Icelandic food has a bad rep. I think we can blame the fermented shark and pickled ram testicles for that. We eat a lot of great things though and some of the best things we eat around Christmas.
Nowadays there’s no such thing as a typical Icelandic Christmas dinner. At my mom’s house we usually (actually always – my sisters and brother would probably stage a protest if my mum would dare to stray away from this tradition) eat roasted pork on Christmas eve with a buffet of pickled and fresh side dishes. Other families eat smoked pork, lamb, turkey, beef or whatever the tradition is in their home. The smoked pork is probably one of the more popular dishes though.
A lot of people also eat ptarmigans on Christmas eve but I’ve never had them and don’t know anything about them so I can’t really tell you much about that. Those who do eat them are almost religious about it though.
On Christmas day most families eat what we called Hangikjöt, smoked lamb, which is served cold with white sweet bechamel sauce and potatoes. We also eat beautifully decorated deep fried wheat cakes called laufabrauð although it depends on the family whether or not they are served.

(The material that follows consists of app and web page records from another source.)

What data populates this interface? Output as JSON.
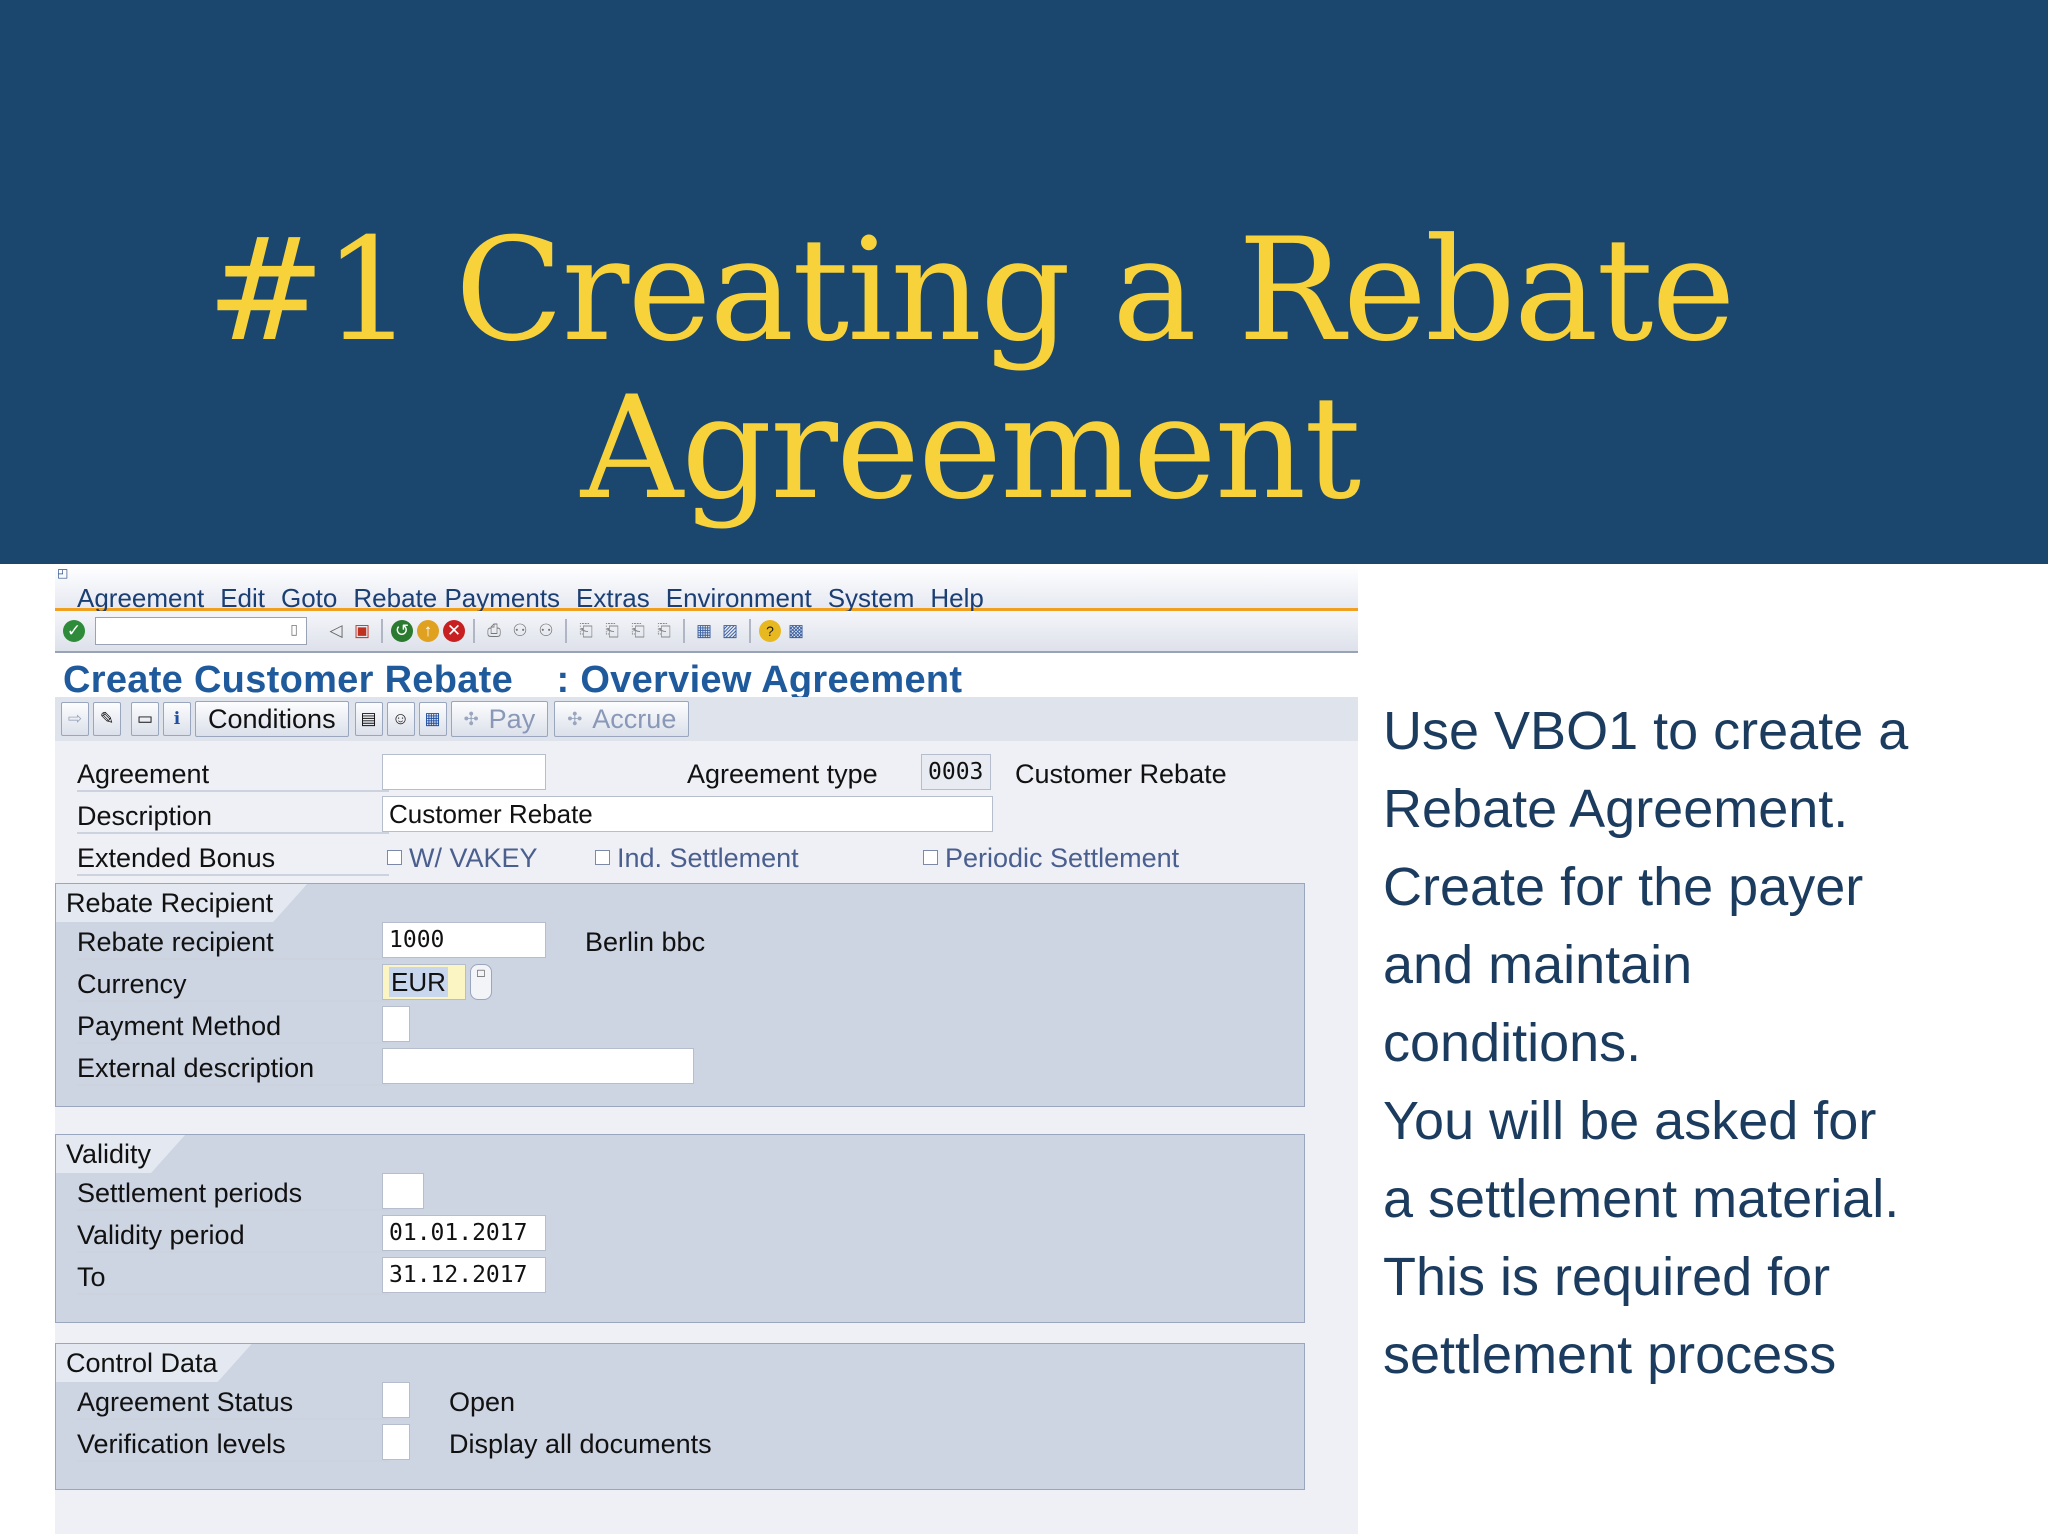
{
  "slide": {
    "title_line1": "#1 Creating a Rebate",
    "title_line2": "Agreement",
    "note_lines": [
      "Use VBO1 to create a",
      "Rebate Agreement.",
      "Create for the payer",
      "and maintain",
      "conditions.",
      "You will be asked for",
      "a settlement material.",
      "This is required for",
      "settlement process"
    ]
  },
  "sap": {
    "menu": [
      "Agreement",
      "Edit",
      "Goto",
      "Rebate Payments",
      "Extras",
      "Environment",
      "System",
      "Help"
    ],
    "screen_title": "Create Customer Rebate    : Overview Agreement",
    "app_toolbar": {
      "conditions": "Conditions",
      "pay": "Pay",
      "accrue": "Accrue"
    },
    "header": {
      "agreement_label": "Agreement",
      "agreement_value": "",
      "agreement_type_label": "Agreement type",
      "agreement_type_value": "0003",
      "agreement_type_text": "Customer Rebate",
      "description_label": "Description",
      "description_value": "Customer Rebate",
      "extended_bonus_label": "Extended Bonus",
      "chk_vakey": "W/ VAKEY",
      "chk_ind_settlement": "Ind. Settlement",
      "chk_periodic_settlement": "Periodic Settlement"
    },
    "rebate_recipient": {
      "group_title": "Rebate Recipient",
      "recipient_label": "Rebate recipient",
      "recipient_value": "1000",
      "recipient_name": "Berlin bbc",
      "currency_label": "Currency",
      "currency_value": "EUR",
      "payment_method_label": "Payment Method",
      "payment_method_value": "",
      "external_description_label": "External description",
      "external_description_value": ""
    },
    "validity": {
      "group_title": "Validity",
      "settlement_periods_label": "Settlement periods",
      "settlement_periods_value": "",
      "validity_period_label": "Validity period",
      "validity_from": "01.01.2017",
      "to_label": "To",
      "validity_to": "31.12.2017"
    },
    "control_data": {
      "group_title": "Control Data",
      "agreement_status_label": "Agreement Status",
      "agreement_status_value": "",
      "agreement_status_text": "Open",
      "verification_levels_label": "Verification levels",
      "verification_levels_value": "",
      "verification_levels_text": "Display all documents"
    }
  }
}
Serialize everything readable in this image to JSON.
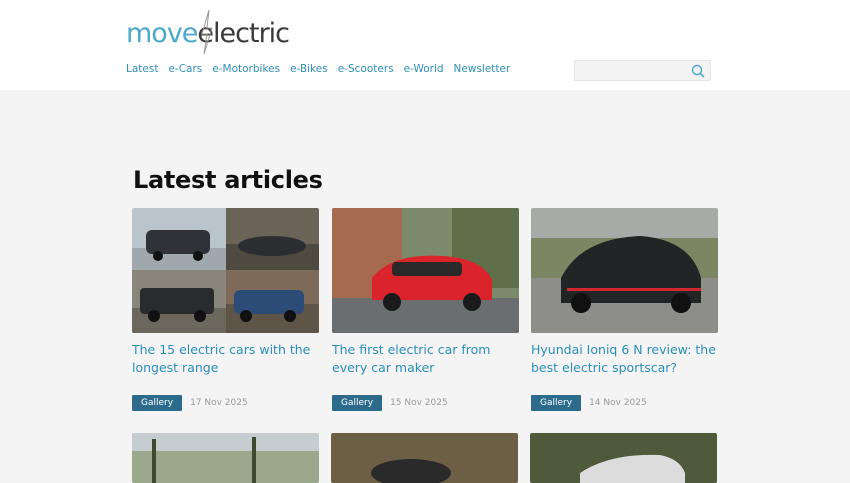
{
  "logo": {
    "part1": "move",
    "part2": "electric"
  },
  "nav": [
    "Latest",
    "e-Cars",
    "e-Motorbikes",
    "e-Bikes",
    "e-Scooters",
    "e-World",
    "Newsletter"
  ],
  "search": {
    "placeholder": ""
  },
  "section": {
    "title": "Latest articles"
  },
  "articles": [
    {
      "title": "The 15 electric cars with the longest range",
      "badge": "Gallery",
      "date": "17 Nov 2025"
    },
    {
      "title": "The first electric car from every car maker",
      "badge": "Gallery",
      "date": "15 Nov 2025"
    },
    {
      "title": "Hyundai Ioniq 6 N review: the best electric sportscar?",
      "badge": "Gallery",
      "date": "14 Nov 2025"
    }
  ],
  "colors": {
    "accent": "#2b8fba",
    "badge": "#2d6b8d",
    "logo_blue": "#4ca9c9"
  },
  "icons": {
    "search": "search-icon"
  }
}
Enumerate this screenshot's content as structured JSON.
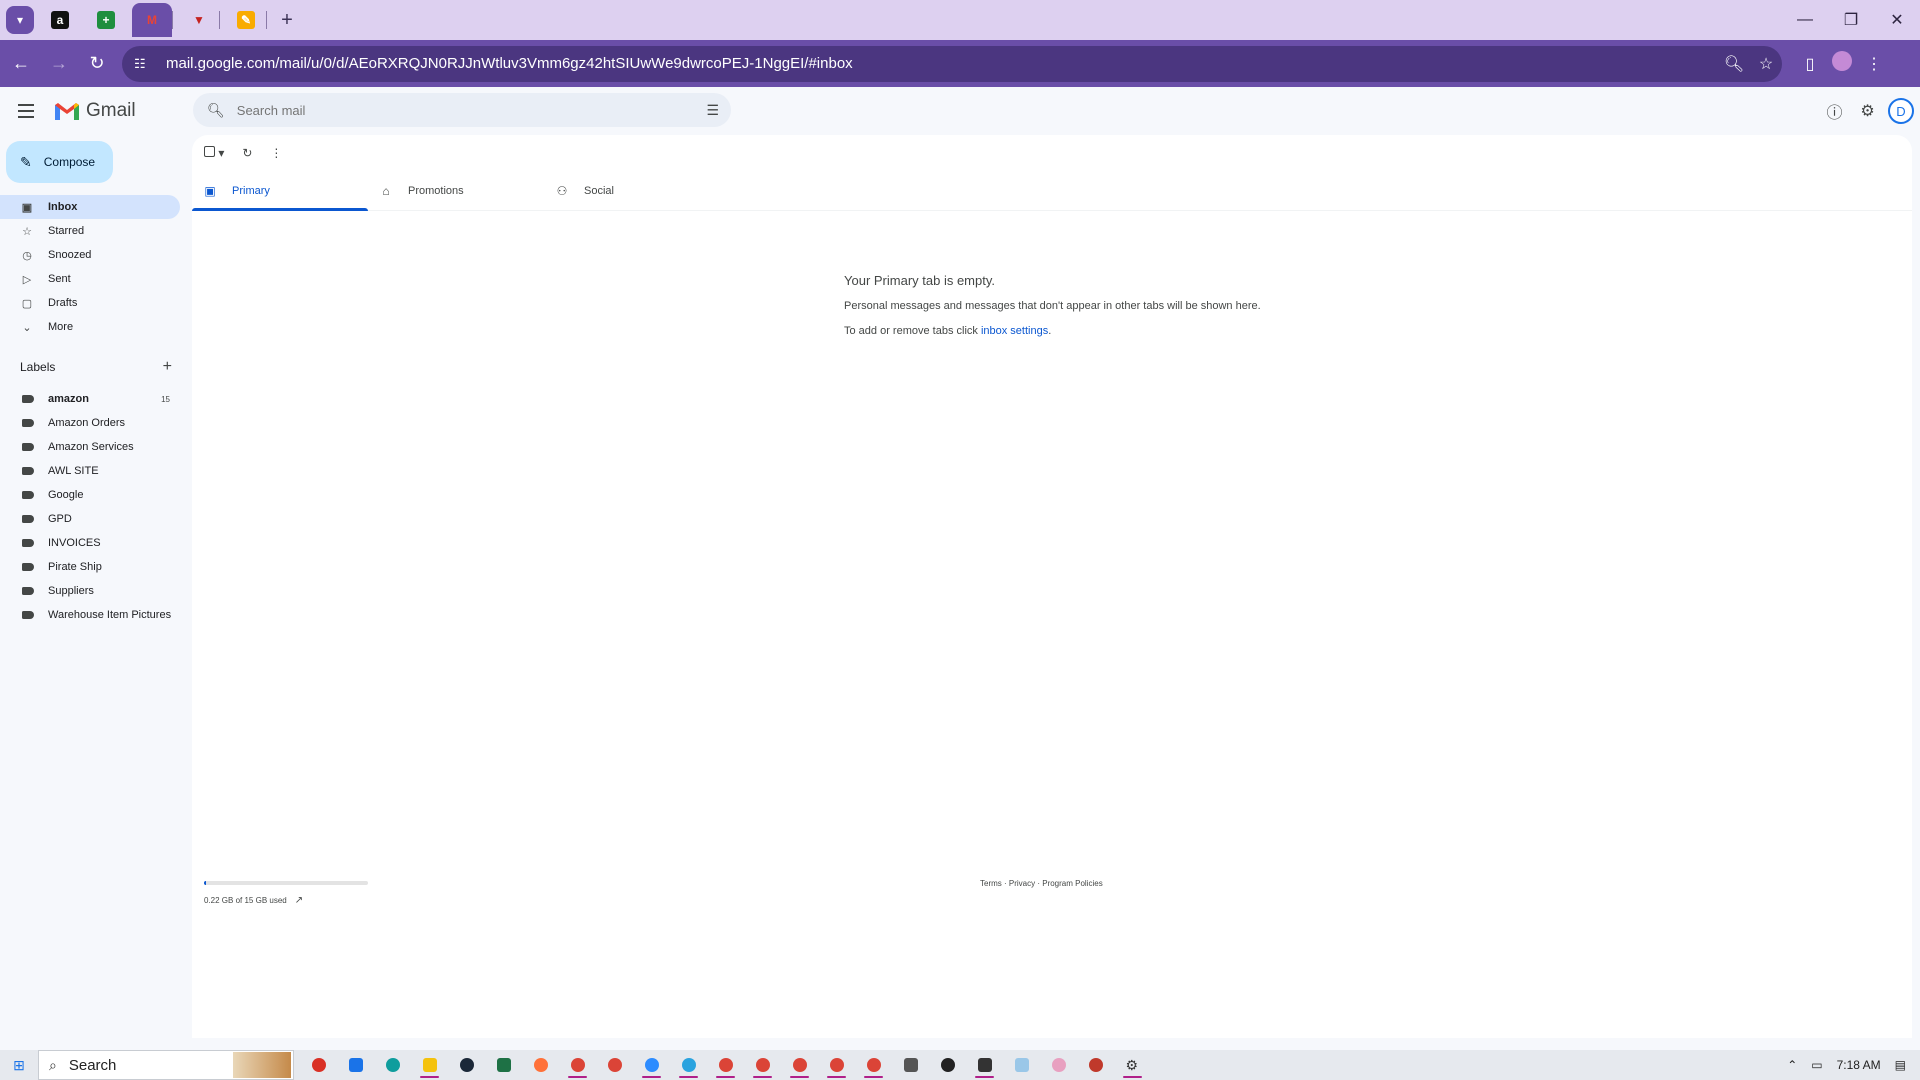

Christmas in Iceland is family time and most people don’t go out for dinner during the holidays. My mom is in the kitchen more or less all day on Christmas eve and we enjoy a beautiful three course meal where everything is made from scratch in our nicest attire. We eat brussel sprouts from her garden and she even makes her own ice cream. It’s the best meal of the year.
All through December people attend special Christmas buffets where you get a taste of various Christmas treats (gravlax, pickled herring, pate and various meats) and most restaurants in Reykjavík add something at least a little bit festive to their menu. Most people bake at least a few kinds of Christmas cookies and then all through December they are on offer in people’s homes and workplaces. And clementines, lots of clementines.